“One game doesn’t change a season, but we do need to play better,” said Oakland defensive end Richard Seymour, who was clearly fired up to play the team that traded him two years ago. Seymour committed two 15-yard penalties on the Raiders’ first defensive drive. He added another 5-yard penalty later.
“They outplayed us. We couldn’t make enough plays. But we can fix those things,” Seymour said.
Oakland’s most urgent issue to address is the defense. There are talented players on this unit, however, it continues to get gutted in both the run and passing game. If Oakland’s stellar defensive line doesn’t harass the quarterback, the Raiders’ defense fails. Brady was sacked just once and he was hit just four times Sunday.
New England kept Oakland off balance because it passed and ran the ball so well. According to ESPN Stats & Information, the Patriots ran for 174 yards on 21 carries (an average of 8.3 yards per carry) when the Raiders played seven or fewer defenders in the box. The Raiders entered the game allowing 6.6 yards per carry in those situations, which led the league.
Cary Edmondson/US PresswireJason Campbell had his worst game of the season in a loss to the New England Patriots.
Oakland was no better against the pass. They had no answer for Welker. This secondary has been picked on all season.

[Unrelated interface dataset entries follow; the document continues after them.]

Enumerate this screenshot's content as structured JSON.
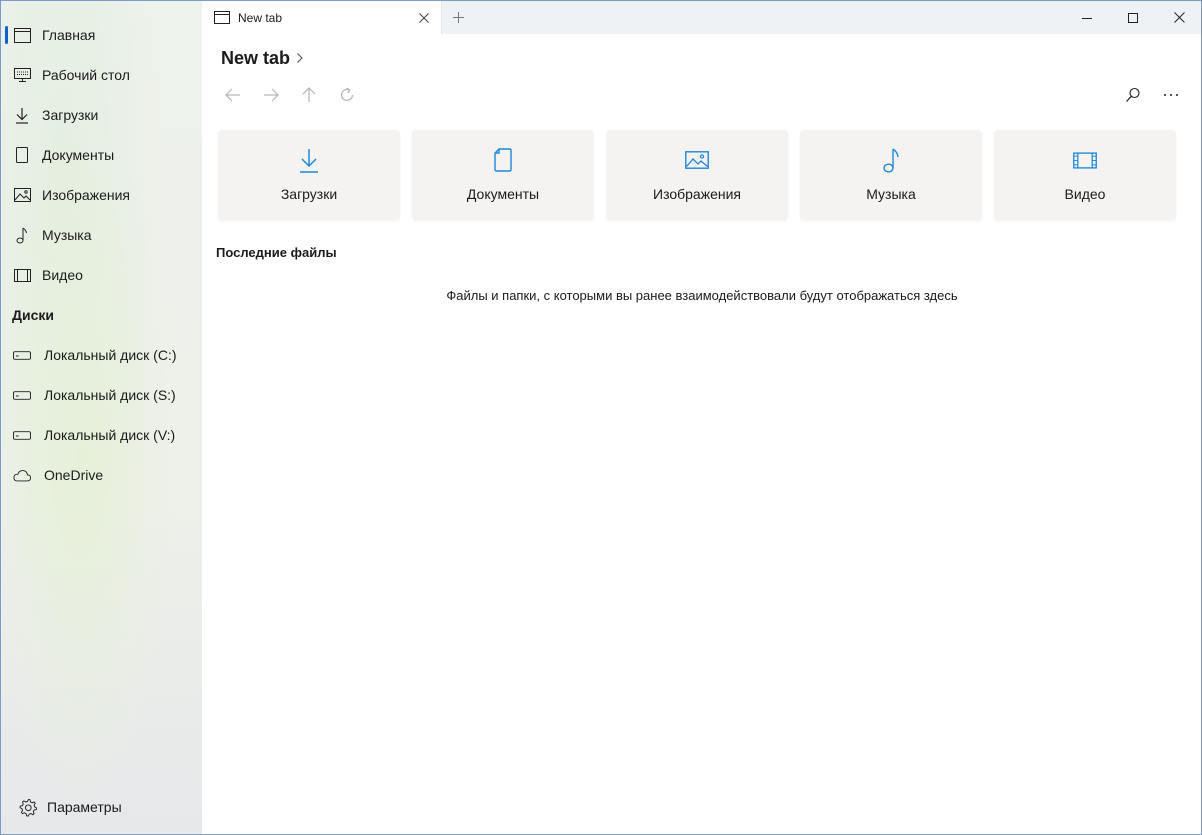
{
  "sidebar": {
    "items": [
      {
        "label": "Главная",
        "icon": "home-icon"
      },
      {
        "label": "Рабочий стол",
        "icon": "desktop-icon"
      },
      {
        "label": "Загрузки",
        "icon": "downloads-icon"
      },
      {
        "label": "Документы",
        "icon": "documents-icon"
      },
      {
        "label": "Изображения",
        "icon": "pictures-icon"
      },
      {
        "label": "Музыка",
        "icon": "music-icon"
      },
      {
        "label": "Видео",
        "icon": "video-icon"
      }
    ],
    "drives_header": "Диски",
    "drives": [
      {
        "label": "Локальный диск (C:)",
        "icon": "drive-icon"
      },
      {
        "label": "Локальный диск (S:)",
        "icon": "drive-icon"
      },
      {
        "label": "Локальный диск (V:)",
        "icon": "drive-icon"
      },
      {
        "label": "OneDrive",
        "icon": "cloud-icon"
      }
    ],
    "settings_label": "Параметры"
  },
  "tabs": [
    {
      "label": "New tab",
      "active": true
    }
  ],
  "main": {
    "title": "New tab",
    "cards": [
      {
        "label": "Загрузки",
        "icon": "download-arrow-icon"
      },
      {
        "label": "Документы",
        "icon": "document-icon"
      },
      {
        "label": "Изображения",
        "icon": "image-icon"
      },
      {
        "label": "Музыка",
        "icon": "music-note-icon"
      },
      {
        "label": "Видео",
        "icon": "film-icon"
      }
    ],
    "recent_title": "Последние файлы",
    "empty_message": "Файлы и папки, с которыми вы ранее взаимодействовали будут отображаться здесь"
  },
  "colors": {
    "accent": "#0a63c9",
    "icon_blue": "#1e88d6",
    "card_bg": "#f4f3f1"
  }
}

Opponents -- beginning at potent Houston next week -- will continue to peck away Oakland’s secondary until the Raiders prove they can make stops defensively.
Jackson and defensive coordinator Chuck Bresnahan have a lot of work to do, or the Raiders will simply have to outscore opponents all season.
Campbell wasn’t up to that task Sunday. Once the Patriots started taking control in the third quarter, it was evident the Raiders couldn’t keep up. According to ESPN Stats & Information, Oakland sputtered deep in New England territory. Campbell completed just 54.5 percent of his passes inside the Patriots’ 35-yard line. He completed 67.9 percent of those passes outside New England’s 35.
“We’ll learn from this game,” Campbell said. “That’s the good thing.”
This game will provide plenty of coaching points for Jackson and his staff this week. These Raiders now know what they can’t get away with against the NFL’s elite teams.